Courtesy of Jeopardy Productions

After winning his 33rd consecutive game on the quiz show “Jeopardy!” on Friday, Yale fifth-year computer science doctoral candidate Matt Amodio GRD ’23 moved into second place all-time for consecutive wins in the show’s history.

Since “Jeopardy!” lifted the five-game limit for contestants in 2003, only Ken Jennings’ 2004 streak of 74 consecutive wins is higher than Amodio’s current run. Amodio’s streak is still active, and as of Wednesday’s game — in which he won $16,600 — he now sits at 36 consecutive wins.

“It feels incredible,” Amodio wrote about his run in an email to the News. “I don’t feel like I’m good enough to be considered [among] the greats, but I try to imagine what it would be like for me to read my stats as if they were somebody else’s. I know I would be impressed by someone doing what I’ve been doing, so I try to let myself feel proud of that.”

Since the 38th season of “Jeopardy!” began on Sept. 13, Amodio has surpassed many of the show’s milestones. He crossed $1,000,000 in total earnings on Sept. 24 after his 28th win and gave his 1,000th correct response on Sept. 29.

With the recent buzz around Amodio’s accomplishments, the talk show “Good Morning America” invited him to discuss his “Jeopardy!” win streak on Oct. 4.

“I have a few more interviews to do now than I used to,” Amodio told the News. “But other than squeezing some more “Jeopardy!” into my already busy workdays, things have stayed relatively normal for me.”

On Oct. 1, Amodio’s win streak surpassed the incumbent second-place holder, James Holzhauer. But Holzhauer still maintains a lead over Amodio in all-time winnings.

As Amodio approached 32 wins, Holzhauer posted a meme on Twitter showing Amodio’s supposed underwhelming earnings compared to himself after they had both played 23 games.

“Must be nice having time to throw shade on Twitter,” Amodio playfully fired back. “Us Jeopardy champions with 0 career losses have actual work to do.”

Amodio told the News that he personally enjoys engaging with Holzhauer’s sense of humor and public persona. He described their banter as a kind of “trash-talking” he would do with friends and family. Amodio said he is pleased that despite never meeting Holzhauer,  he can be on the same wavelength and have a connection with someone he sees as an idol.

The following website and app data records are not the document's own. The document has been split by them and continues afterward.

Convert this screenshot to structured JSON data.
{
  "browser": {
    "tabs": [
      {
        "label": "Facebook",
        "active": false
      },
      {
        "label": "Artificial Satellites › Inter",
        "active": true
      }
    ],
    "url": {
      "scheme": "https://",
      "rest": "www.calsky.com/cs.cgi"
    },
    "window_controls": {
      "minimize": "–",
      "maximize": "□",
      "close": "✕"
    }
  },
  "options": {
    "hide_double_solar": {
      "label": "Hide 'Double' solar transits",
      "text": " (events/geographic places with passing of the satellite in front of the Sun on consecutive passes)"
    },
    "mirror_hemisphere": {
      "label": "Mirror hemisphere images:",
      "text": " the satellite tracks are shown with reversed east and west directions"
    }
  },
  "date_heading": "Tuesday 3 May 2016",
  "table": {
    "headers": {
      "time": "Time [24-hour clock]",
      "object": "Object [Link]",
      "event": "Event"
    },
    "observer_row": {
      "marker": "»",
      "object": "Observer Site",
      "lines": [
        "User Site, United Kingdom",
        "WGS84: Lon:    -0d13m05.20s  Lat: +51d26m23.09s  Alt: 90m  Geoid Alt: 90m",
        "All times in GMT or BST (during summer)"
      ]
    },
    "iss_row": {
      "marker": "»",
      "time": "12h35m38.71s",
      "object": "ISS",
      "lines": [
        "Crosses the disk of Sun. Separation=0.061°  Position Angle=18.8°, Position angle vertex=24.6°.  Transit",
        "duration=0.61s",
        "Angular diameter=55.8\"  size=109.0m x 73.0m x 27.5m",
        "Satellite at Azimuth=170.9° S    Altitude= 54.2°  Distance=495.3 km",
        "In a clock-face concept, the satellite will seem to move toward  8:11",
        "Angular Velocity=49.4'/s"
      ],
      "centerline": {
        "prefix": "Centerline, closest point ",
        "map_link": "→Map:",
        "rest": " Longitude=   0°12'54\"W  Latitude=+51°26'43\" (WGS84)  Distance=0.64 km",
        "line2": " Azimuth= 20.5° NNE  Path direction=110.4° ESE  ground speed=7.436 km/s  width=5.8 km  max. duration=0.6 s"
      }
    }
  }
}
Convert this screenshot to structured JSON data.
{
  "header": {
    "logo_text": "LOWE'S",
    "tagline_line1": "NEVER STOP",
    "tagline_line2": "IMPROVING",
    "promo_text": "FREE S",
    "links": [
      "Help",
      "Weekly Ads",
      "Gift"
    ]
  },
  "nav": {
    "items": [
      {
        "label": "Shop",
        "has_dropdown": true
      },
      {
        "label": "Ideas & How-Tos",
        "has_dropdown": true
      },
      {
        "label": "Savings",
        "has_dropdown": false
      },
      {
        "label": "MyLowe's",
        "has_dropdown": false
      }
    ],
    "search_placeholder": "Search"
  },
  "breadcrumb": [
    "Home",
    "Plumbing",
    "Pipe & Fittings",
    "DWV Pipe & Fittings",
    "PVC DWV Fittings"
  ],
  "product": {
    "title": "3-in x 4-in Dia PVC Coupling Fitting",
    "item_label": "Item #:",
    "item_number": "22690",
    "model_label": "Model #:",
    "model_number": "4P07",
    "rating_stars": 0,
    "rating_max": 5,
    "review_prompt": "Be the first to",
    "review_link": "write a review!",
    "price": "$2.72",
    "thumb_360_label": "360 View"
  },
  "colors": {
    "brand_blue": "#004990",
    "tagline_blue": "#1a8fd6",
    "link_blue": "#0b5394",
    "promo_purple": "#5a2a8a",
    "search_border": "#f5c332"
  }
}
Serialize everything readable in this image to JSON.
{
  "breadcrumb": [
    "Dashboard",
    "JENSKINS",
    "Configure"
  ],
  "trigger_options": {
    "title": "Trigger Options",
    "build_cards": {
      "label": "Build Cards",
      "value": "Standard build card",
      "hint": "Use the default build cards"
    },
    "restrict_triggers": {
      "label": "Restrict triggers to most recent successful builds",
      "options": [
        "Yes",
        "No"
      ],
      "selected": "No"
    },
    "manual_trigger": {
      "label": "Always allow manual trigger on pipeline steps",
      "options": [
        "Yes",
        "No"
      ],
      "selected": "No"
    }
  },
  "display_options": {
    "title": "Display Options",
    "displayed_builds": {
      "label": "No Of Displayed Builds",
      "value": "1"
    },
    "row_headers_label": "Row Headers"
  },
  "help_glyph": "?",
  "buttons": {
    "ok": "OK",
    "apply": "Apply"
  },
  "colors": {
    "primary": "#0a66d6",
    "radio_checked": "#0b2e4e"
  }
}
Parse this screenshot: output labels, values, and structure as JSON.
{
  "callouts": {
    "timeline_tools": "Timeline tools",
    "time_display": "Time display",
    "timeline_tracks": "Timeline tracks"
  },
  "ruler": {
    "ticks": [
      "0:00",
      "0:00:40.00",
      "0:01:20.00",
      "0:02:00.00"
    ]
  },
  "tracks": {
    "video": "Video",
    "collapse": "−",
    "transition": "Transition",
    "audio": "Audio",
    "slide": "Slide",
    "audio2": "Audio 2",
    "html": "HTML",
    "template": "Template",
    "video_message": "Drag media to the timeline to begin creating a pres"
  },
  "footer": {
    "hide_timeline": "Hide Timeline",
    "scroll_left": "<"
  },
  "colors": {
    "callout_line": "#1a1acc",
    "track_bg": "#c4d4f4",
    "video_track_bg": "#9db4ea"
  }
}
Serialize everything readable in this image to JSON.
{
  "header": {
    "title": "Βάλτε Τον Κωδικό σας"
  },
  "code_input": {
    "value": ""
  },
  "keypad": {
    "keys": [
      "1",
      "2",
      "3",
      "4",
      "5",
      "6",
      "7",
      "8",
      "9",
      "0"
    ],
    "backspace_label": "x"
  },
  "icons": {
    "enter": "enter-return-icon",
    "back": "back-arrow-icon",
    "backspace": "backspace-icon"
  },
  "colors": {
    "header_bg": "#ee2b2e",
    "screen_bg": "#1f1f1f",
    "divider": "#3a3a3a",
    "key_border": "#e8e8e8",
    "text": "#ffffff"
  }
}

On Monday, Amodio collected a personal best of $83,000, as he notched his 34th victory and 30th runaway — a term used by longtime “Jeopardy!” host Alex Trebek for games in which the result is decided before the “Final Jeopardy” round. The Medina, Ohio native explained to the News that his hot streaks are directly associated with his timing on the buzzer. According to his personal stat keeping, Amodio has a “very small variance” in the number of questions he knows on a per-game basis, but how “in-sync” he is with the buzzer changes “drastically.”

Courtesy of Jeopardy Productions, Inc.

“There is one Jeopardy staff member who presses a button to open up the buzzer, so being good on the timing means you and that person are in-sync,” Amodio explained. “To get out-of-sync could mean you are doing something different, or it could just mean your target is doing something different! When the buzzer is going well I don’t really understand why, and when the buzzer isn’t going well I don’t really know why.”

A longstanding “Jeopardy!” tradition has been for each contestant to share a brief anecdote from their life with the host after the first commercial break. Amodio’s 36 games mean he has also shared 36 life stories with a national audience. Amodio told the News that he is “way past the point of having interesting anecdotes to tell,” but that he likes putting a humanizing touch on his stories.

“I’m just a normal guy who lives a normal life,” Amodio said. “Not that much interesting happens to me.”

Amodio has won $1,417,401 on the show so far.

James Richardson is a former staff reporter. He previously covered athletic administration, men's basketball and squash.